Stored items from a collection:
▬▬▬

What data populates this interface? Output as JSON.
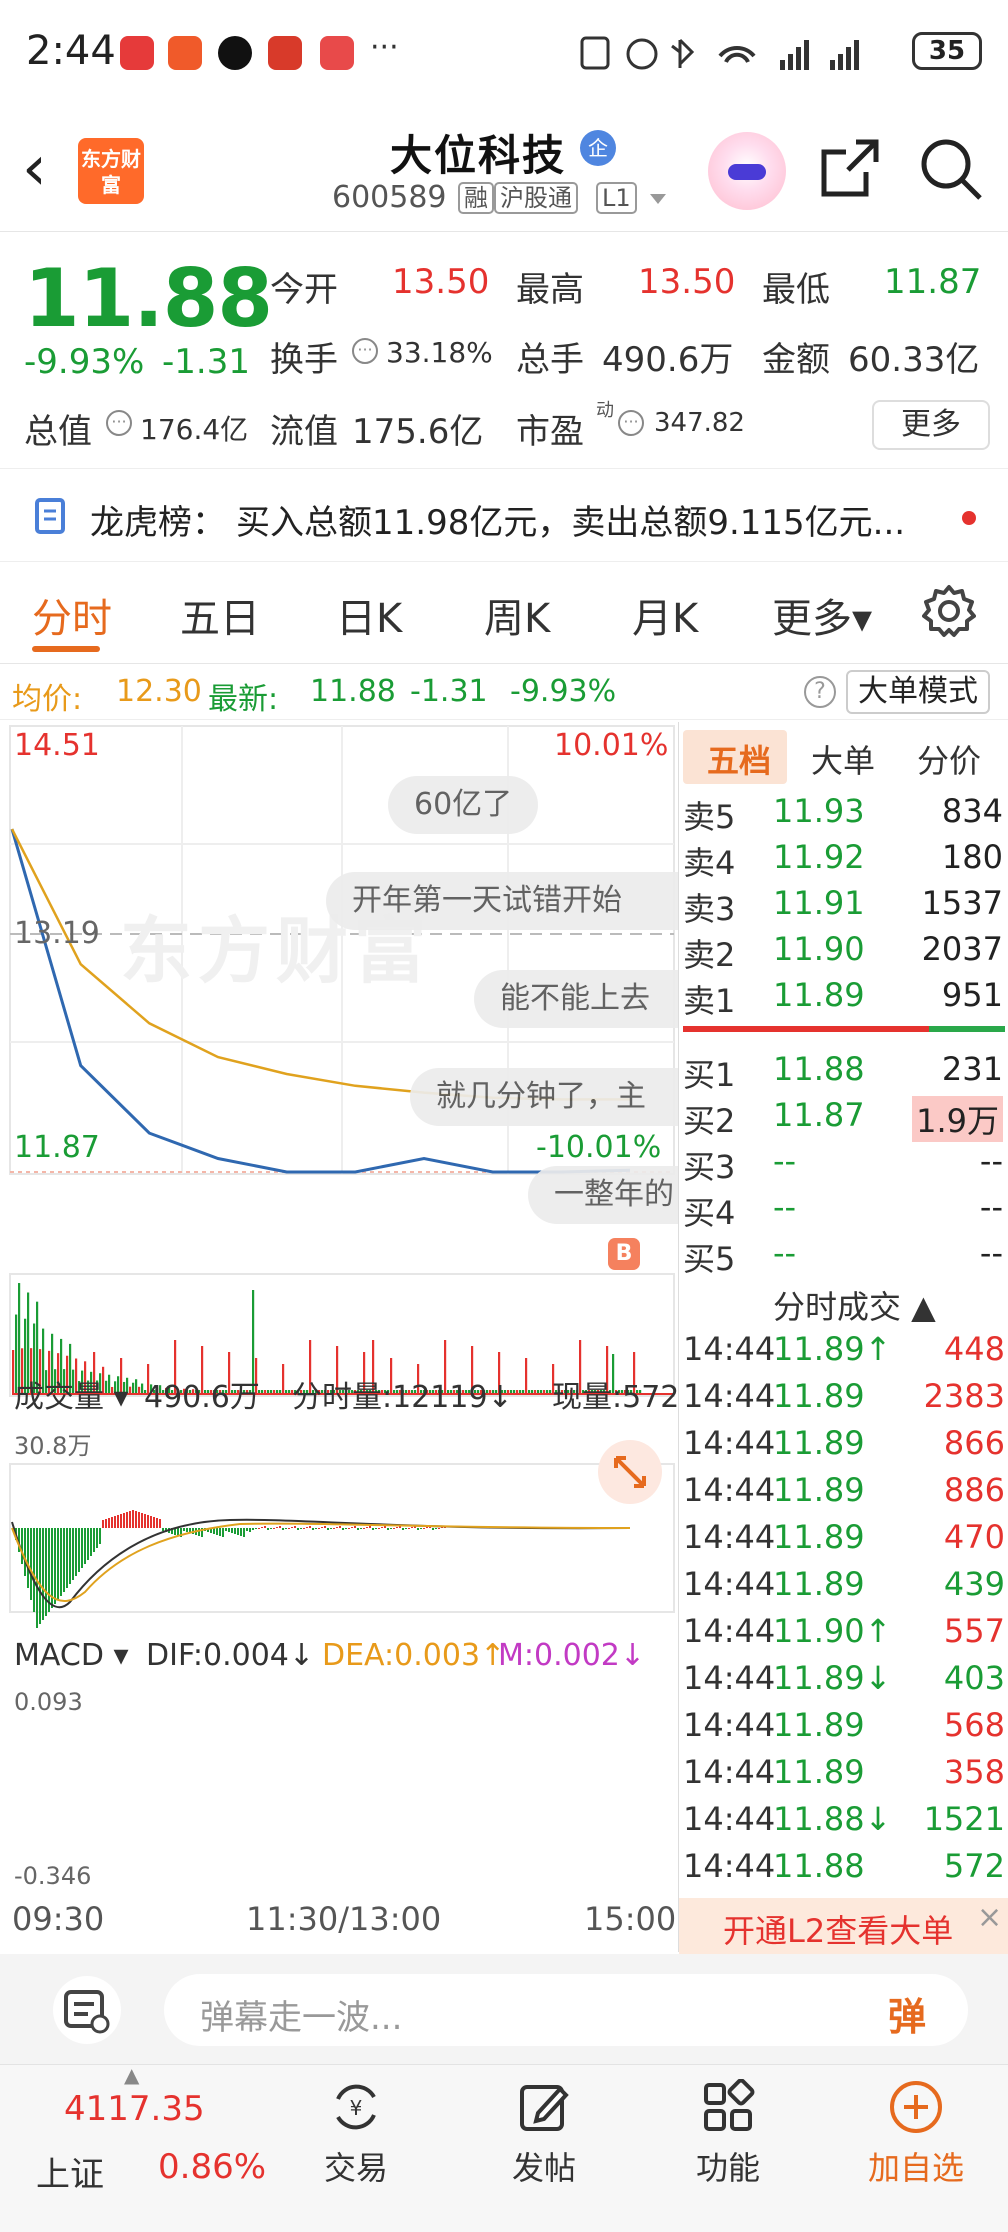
{
  "status_bar": {
    "time": "2:44",
    "battery": "35",
    "more": "···"
  },
  "header": {
    "title": "大位科技",
    "badge": "企",
    "logo_text": "东方财富",
    "code": "600589",
    "tags": [
      "融",
      "沪股通",
      "L1"
    ],
    "back_icon": "chevron-left-icon",
    "share_icon": "share-icon",
    "search_icon": "search-icon"
  },
  "quote": {
    "price": "11.88",
    "change_pct": "-9.93%",
    "change": "-1.31",
    "open_label": "今开",
    "open": "13.50",
    "high_label": "最高",
    "high": "13.50",
    "low_label": "最低",
    "low": "11.87",
    "turnover_label": "换手",
    "turnover": "33.18%",
    "volume_label": "总手",
    "volume": "490.6万",
    "amount_label": "金额",
    "amount": "60.33亿",
    "mktcap_label": "总值",
    "mktcap": "176.4亿",
    "float_label": "流值",
    "float": "175.6亿",
    "pe_label": "市盈",
    "pe_sup": "动",
    "pe": "347.82",
    "more": "更多"
  },
  "dragon": {
    "label": "龙虎榜：",
    "text": "买入总额11.98亿元，卖出总额9.115亿元..."
  },
  "tabs": [
    "分时",
    "五日",
    "日K",
    "周K",
    "月K",
    "更多▾"
  ],
  "avg_line": {
    "avg_label": "均价:",
    "avg": "12.30",
    "latest_label": "最新:",
    "latest": "11.88",
    "chg": "-1.31",
    "pct": "-9.93%",
    "mode_btn": "大单模式"
  },
  "chart": {
    "price_top": "14.51",
    "pct_top": "10.01%",
    "price_mid": "13.19",
    "price_bottom": "11.87",
    "pct_bottom": "-10.01%",
    "watermark": "东方财富",
    "b_marker": "B",
    "danmu": [
      "60亿了",
      "开年第一天试错开始",
      "能不能上去",
      "就几分钟了，主",
      "一整年的"
    ],
    "vol_label": "成交量 ▾",
    "vol_total": "490.6万",
    "vol_min_label": "分时量:12119↓",
    "vol_now_label": "现量:572",
    "vol_max": "30.8万",
    "macd_label": "MACD ▾",
    "dif": "DIF:0.004↓",
    "dea": "DEA:0.003↑",
    "m": "M:0.002↓",
    "macd_top": "0.093",
    "macd_bottom": "-0.346",
    "time_start": "09:30",
    "time_mid": "11:30/13:00",
    "time_end": "15:00"
  },
  "chart_data": {
    "type": "line",
    "x": [
      "09:30",
      "11:30/13:00",
      "15:00"
    ],
    "ylim": [
      11.87,
      14.51
    ],
    "series": [
      {
        "values": [
          13.9,
          12.5,
          12.1,
          11.95,
          11.87,
          11.87,
          11.95,
          11.87,
          11.87,
          11.88
        ]
      },
      {
        "values": [
          13.9,
          13.1,
          12.75,
          12.55,
          12.45,
          12.38,
          12.34,
          12.31,
          12.3,
          12.3
        ]
      }
    ]
  },
  "book": {
    "tabs": [
      "五档",
      "大单",
      "分价"
    ],
    "sells": [
      {
        "label": "卖5",
        "price": "11.93",
        "vol": "834"
      },
      {
        "label": "卖4",
        "price": "11.92",
        "vol": "180"
      },
      {
        "label": "卖3",
        "price": "11.91",
        "vol": "1537"
      },
      {
        "label": "卖2",
        "price": "11.90",
        "vol": "2037"
      },
      {
        "label": "卖1",
        "price": "11.89",
        "vol": "951"
      }
    ],
    "buys": [
      {
        "label": "买1",
        "price": "11.88",
        "vol": "231"
      },
      {
        "label": "买2",
        "price": "11.87",
        "vol": "1.9万"
      },
      {
        "label": "买3",
        "price": "--",
        "vol": "--"
      },
      {
        "label": "买4",
        "price": "--",
        "vol": "--"
      },
      {
        "label": "买5",
        "price": "--",
        "vol": "--"
      }
    ],
    "trades_title": "分时成交 ▲",
    "trades": [
      {
        "t": "14:44",
        "p": "11.89↑",
        "v": "448",
        "c": "red"
      },
      {
        "t": "14:44",
        "p": "11.89",
        "v": "2383",
        "c": "red"
      },
      {
        "t": "14:44",
        "p": "11.89",
        "v": "866",
        "c": "red"
      },
      {
        "t": "14:44",
        "p": "11.89",
        "v": "886",
        "c": "red"
      },
      {
        "t": "14:44",
        "p": "11.89",
        "v": "470",
        "c": "red"
      },
      {
        "t": "14:44",
        "p": "11.89",
        "v": "439",
        "c": "green"
      },
      {
        "t": "14:44",
        "p": "11.90↑",
        "v": "557",
        "c": "red"
      },
      {
        "t": "14:44",
        "p": "11.89↓",
        "v": "403",
        "c": "green"
      },
      {
        "t": "14:44",
        "p": "11.89",
        "v": "568",
        "c": "red"
      },
      {
        "t": "14:44",
        "p": "11.89",
        "v": "358",
        "c": "red"
      },
      {
        "t": "14:44",
        "p": "11.88↓",
        "v": "1521",
        "c": "green"
      },
      {
        "t": "14:44",
        "p": "11.88",
        "v": "572",
        "c": "green"
      }
    ],
    "l2_banner": "开通L2查看大单"
  },
  "comment": {
    "placeholder": "弹幕走一波...",
    "danmu_btn": "弹"
  },
  "bottom_nav": {
    "index_value": "4117.35",
    "index_name": "上证",
    "index_pct": "0.86%",
    "items": [
      "交易",
      "发帖",
      "功能",
      "加自选"
    ]
  }
}
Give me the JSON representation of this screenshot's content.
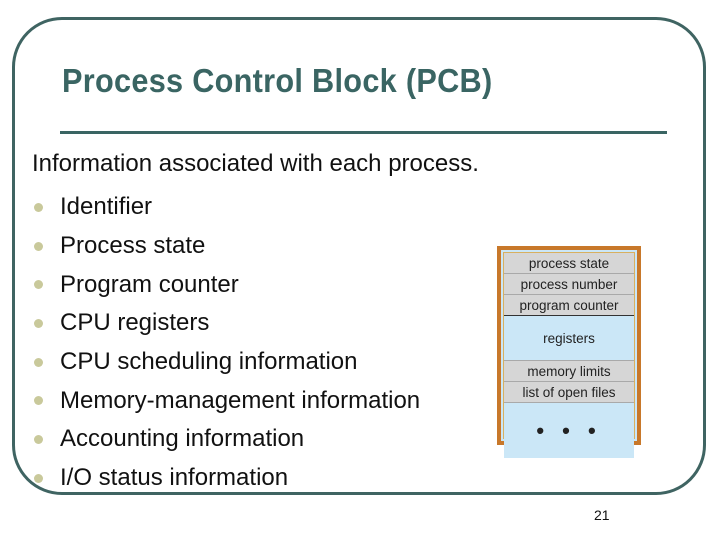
{
  "slide": {
    "title": "Process Control Block (PCB)",
    "intro": "Information associated with each process.",
    "bullets": [
      "Identifier",
      "Process state",
      "Program counter",
      "CPU registers",
      "CPU scheduling information",
      "Memory-management information",
      "Accounting information",
      "I/O status information"
    ],
    "page_number": "21"
  },
  "pcb_diagram": {
    "fields": [
      "process state",
      "process number",
      "program counter",
      "registers",
      "memory limits",
      "list of open files",
      "• • •"
    ]
  },
  "colors": {
    "title": "#3a6563",
    "frame": "#3f6462",
    "bullet": "#c9c99b",
    "pcb_border": "#c8782a",
    "pcb_blue": "#cbe7f7",
    "pcb_gray": "#d6d6d6"
  }
}
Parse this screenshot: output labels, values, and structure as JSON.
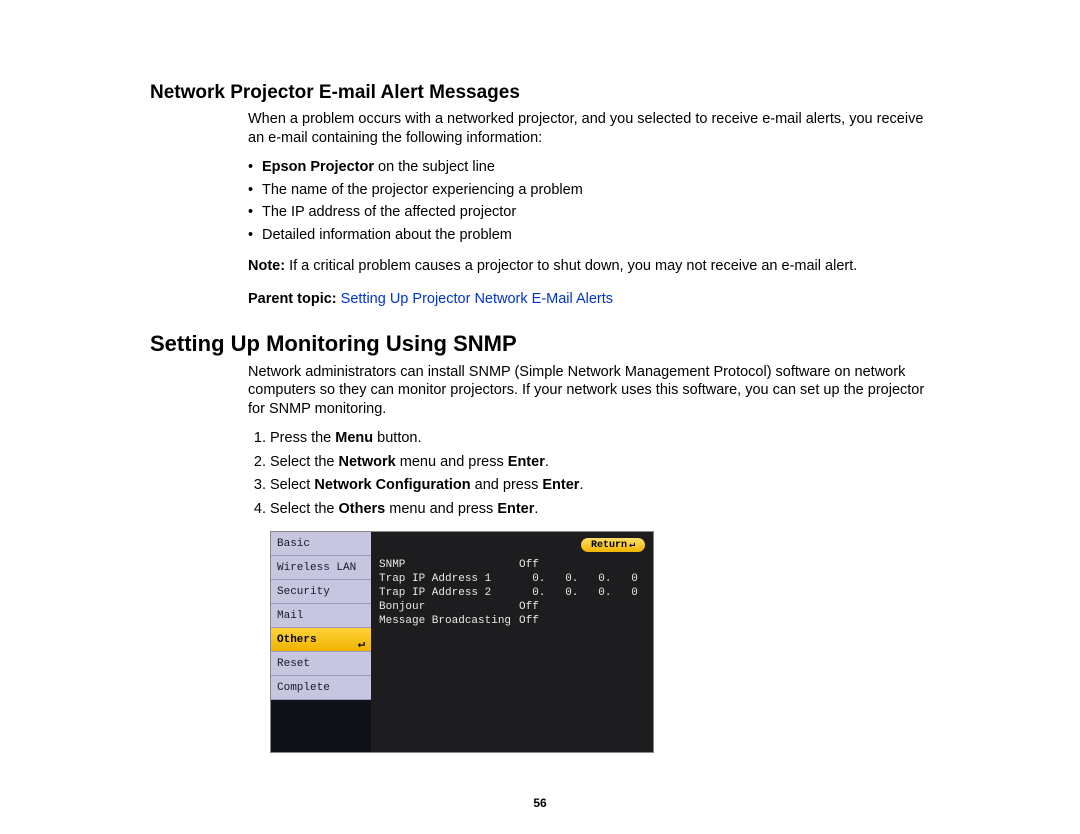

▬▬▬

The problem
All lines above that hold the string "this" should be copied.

Exercise result
What data populates this interface? Output as JSON.
Give me the JSON representation of this screenshot's content.
Parse this screenshot: output labels, values, and structure as JSON.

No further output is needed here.